What’s the biggest opportunity for real estate agents today?
Phil Faranda, the silver-tongued broker-owner of Briarcliff Manor, New York-based J. Philip Real Estate, says it’s simple: “Explaining to the public what the hell we do.”
Pull that off, and you’ll not only win more business, but also help burnish the reputation of the industry overall, according to Faranda and other speakers on an Inman Connect panel.
“The public views us as glorified door un-lockers who suck profit out of the transaction rather than [as the] the advocate in the largest financial event in their life,” he said.
So how can agents better articulate their value?

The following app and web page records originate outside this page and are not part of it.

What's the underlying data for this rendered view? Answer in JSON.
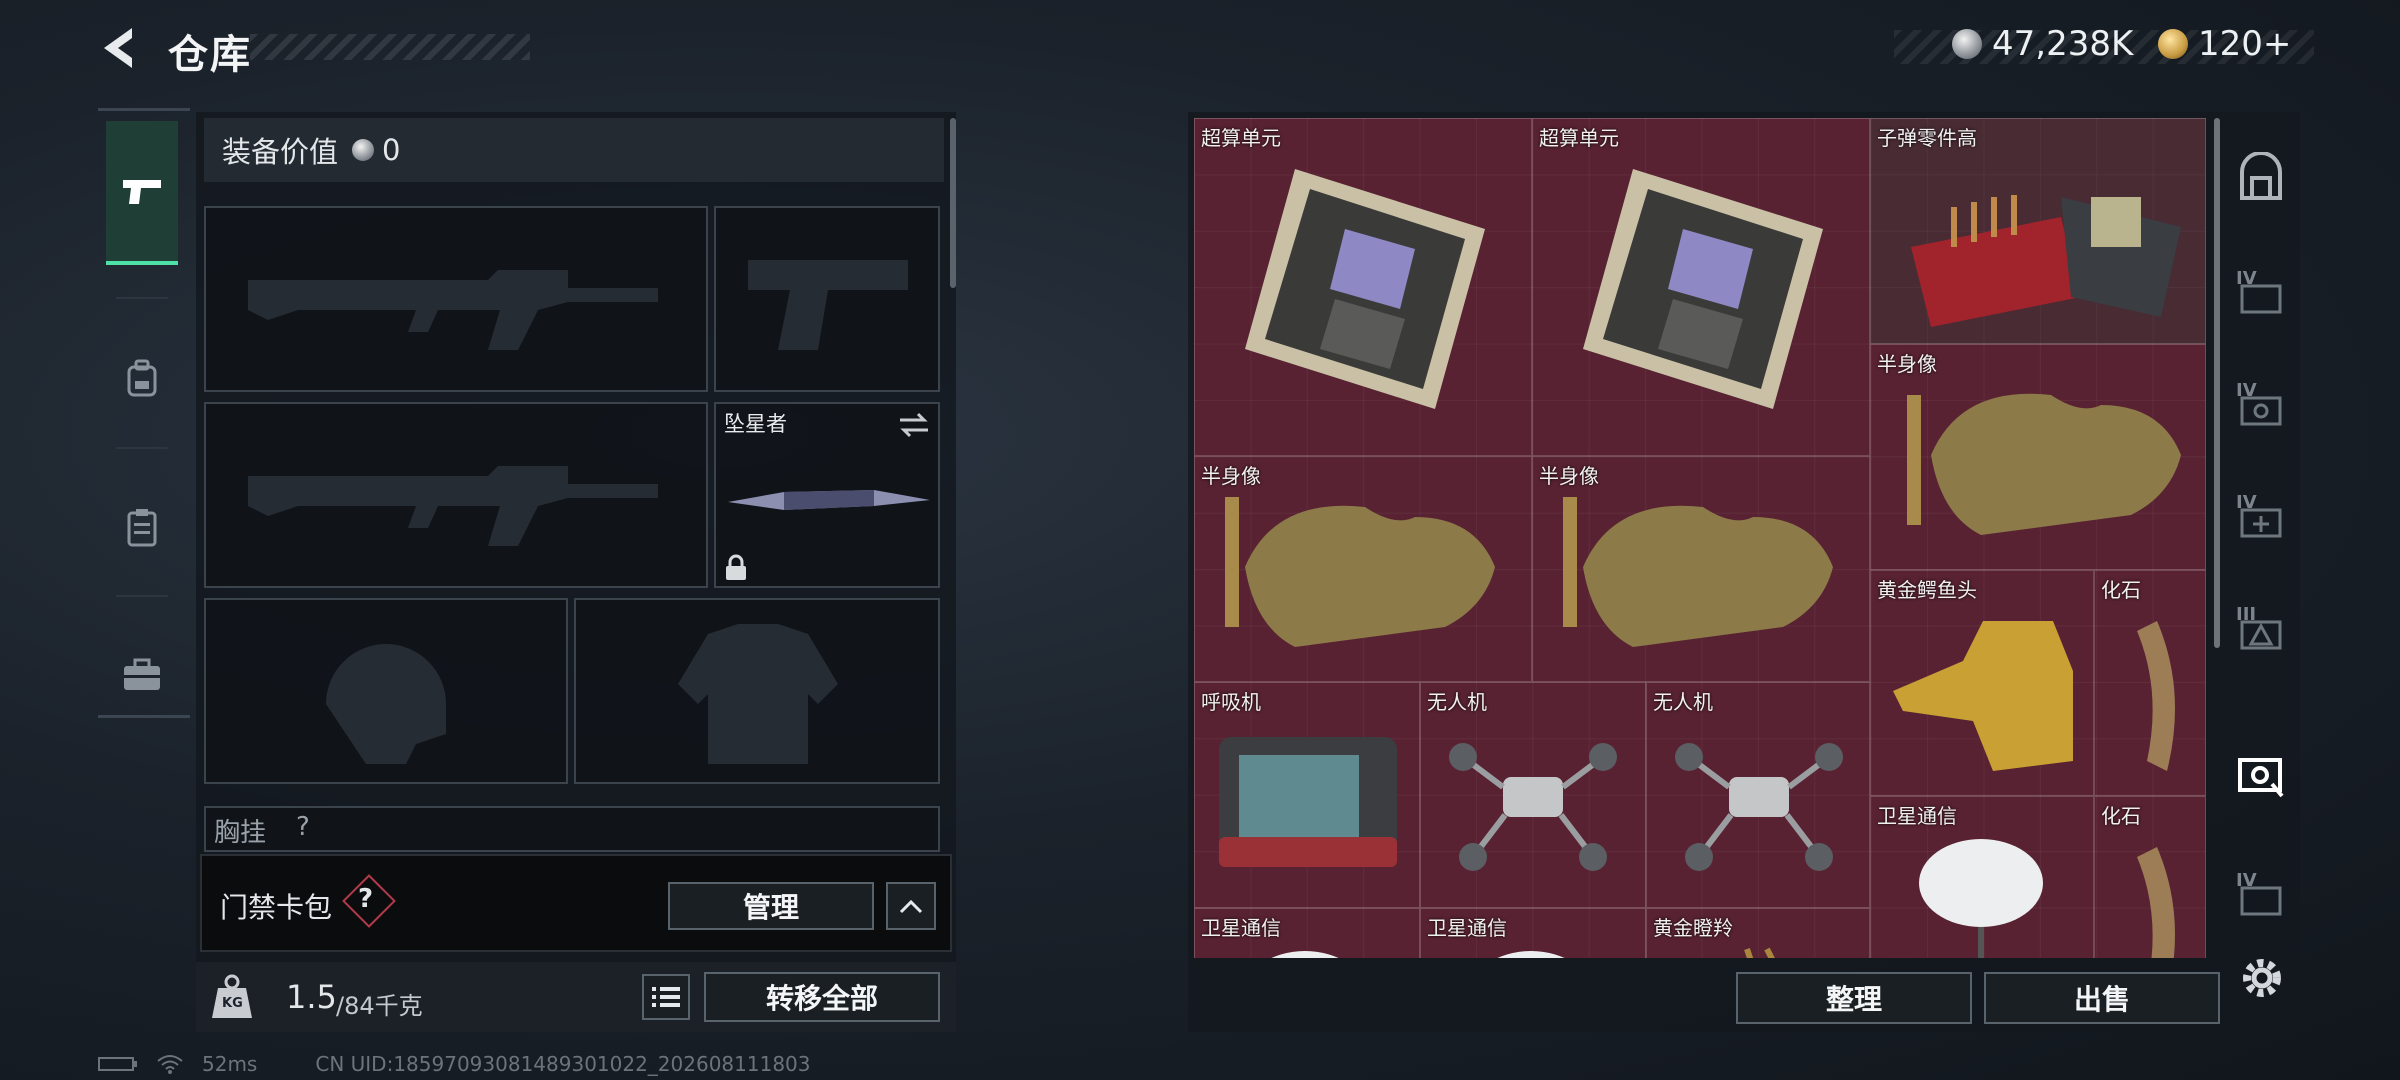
{
  "header": {
    "title": "仓库"
  },
  "currency": [
    {
      "icon": "silver-coin-icon",
      "value": "47,238K"
    },
    {
      "icon": "gold-triangle-coin-icon",
      "value": "120+"
    }
  ],
  "left_rail": [
    {
      "icon": "pistol-icon",
      "active": true
    },
    {
      "icon": "backpack-icon",
      "active": false
    },
    {
      "icon": "clipboard-icon",
      "active": false
    },
    {
      "icon": "toolbox-icon",
      "active": false
    }
  ],
  "equipment": {
    "value_label": "装备价值",
    "value": "0",
    "melee_name": "坠星者",
    "chest_label": "胸挂",
    "chest_hint": "?"
  },
  "card_pack": {
    "label": "门禁卡包",
    "help": "?",
    "manage": "管理"
  },
  "capacity": {
    "current": "1.5",
    "max": "/84千克",
    "unit_badge": "KG",
    "transfer_all": "转移全部"
  },
  "storage": {
    "items": [
      {
        "name": "超算单元",
        "quality": "red",
        "icon": "circuit-board-icon"
      },
      {
        "name": "超算单元",
        "quality": "red",
        "icon": "circuit-board-icon"
      },
      {
        "name": "子弹零件高",
        "quality": "neutral",
        "icon": "ammo-parts-icon"
      },
      {
        "name": "半身像",
        "quality": "red",
        "icon": "bust-statue-icon"
      },
      {
        "name": "半身像",
        "quality": "red",
        "icon": "bust-statue-icon"
      },
      {
        "name": "半身像",
        "quality": "red",
        "icon": "bust-statue-icon"
      },
      {
        "name": "黄金鳄鱼头",
        "quality": "red",
        "icon": "gold-crocodile-head-icon"
      },
      {
        "name": "化石",
        "quality": "red",
        "icon": "fossil-claw-icon"
      },
      {
        "name": "呼吸机",
        "quality": "red",
        "icon": "ventilator-icon"
      },
      {
        "name": "无人机",
        "quality": "red",
        "icon": "drone-icon"
      },
      {
        "name": "无人机",
        "quality": "red",
        "icon": "drone-icon"
      },
      {
        "name": "卫星通信",
        "quality": "red",
        "icon": "satellite-dish-icon"
      },
      {
        "name": "化石",
        "quality": "red",
        "icon": "fossil-claw-icon"
      },
      {
        "name": "卫星通信",
        "quality": "red",
        "icon": "satellite-dish-icon"
      },
      {
        "name": "卫星通信",
        "quality": "red",
        "icon": "satellite-dish-icon"
      },
      {
        "name": "黄金瞪羚",
        "quality": "red",
        "icon": "gold-gazelle-icon"
      }
    ],
    "sort": "整理",
    "sell": "出售"
  },
  "right_rail_icons": [
    "locker-icon",
    "storage-tab-4-icon",
    "storage-tab-4-safe-icon",
    "storage-tab-4-plus-icon",
    "storage-tab-3-icon",
    "storage-tab-active-icon",
    "storage-tab-4b-icon",
    "settings-gear-icon"
  ],
  "right_rail_labels": [
    "IV",
    "IV",
    "IV",
    "III",
    "IV"
  ],
  "status": {
    "ping": "52ms",
    "uid": "CN UID:18597093081489301022_202608111803"
  },
  "colors": {
    "accent": "#4ee0a6",
    "item_red": "#512230"
  }
}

Tell stories, said Don Mowery, who heads up an agent team at Rancho Cucamonga, California-based Re/Max New Horizons. He presents case studies to prospects that illustrate how he’s helped past clients navigate stumbling blocks that can pop up during the homebuying or selling process. He also places ads in newspapers that explain the value of agents by drawing on these cases.
“Here are some horror stories and this is why you need an agent to represent you,” Mowery tells homeowners who’ve posted for-sale-by-owner listings.
This technique helps Mowery highlight the role of an agent, which Faranda says is to “spearhead a multi-pronged red tape-laden, long, convoluted” and “scary, stressful” process.
Another way real estate agents can bolster their appeal is by accumulating online reviews, said Pam O’Connor, CEO of Leading Real Estate Companies of the World, a global network of top-performing real estate brokerages.
O’Connor thinks reviews — many of which might describe instances in which agents come through in the clutch — will give a boost to high-performing “mid-range” agents in particular.
TRID also offers an opportunity for agents to more clearly articulate their value proposition, according to O’Connor. Agents can demonstrate their knowledge and expertise by explaining how the regulation may have added another layer of complexity to transactions, she said.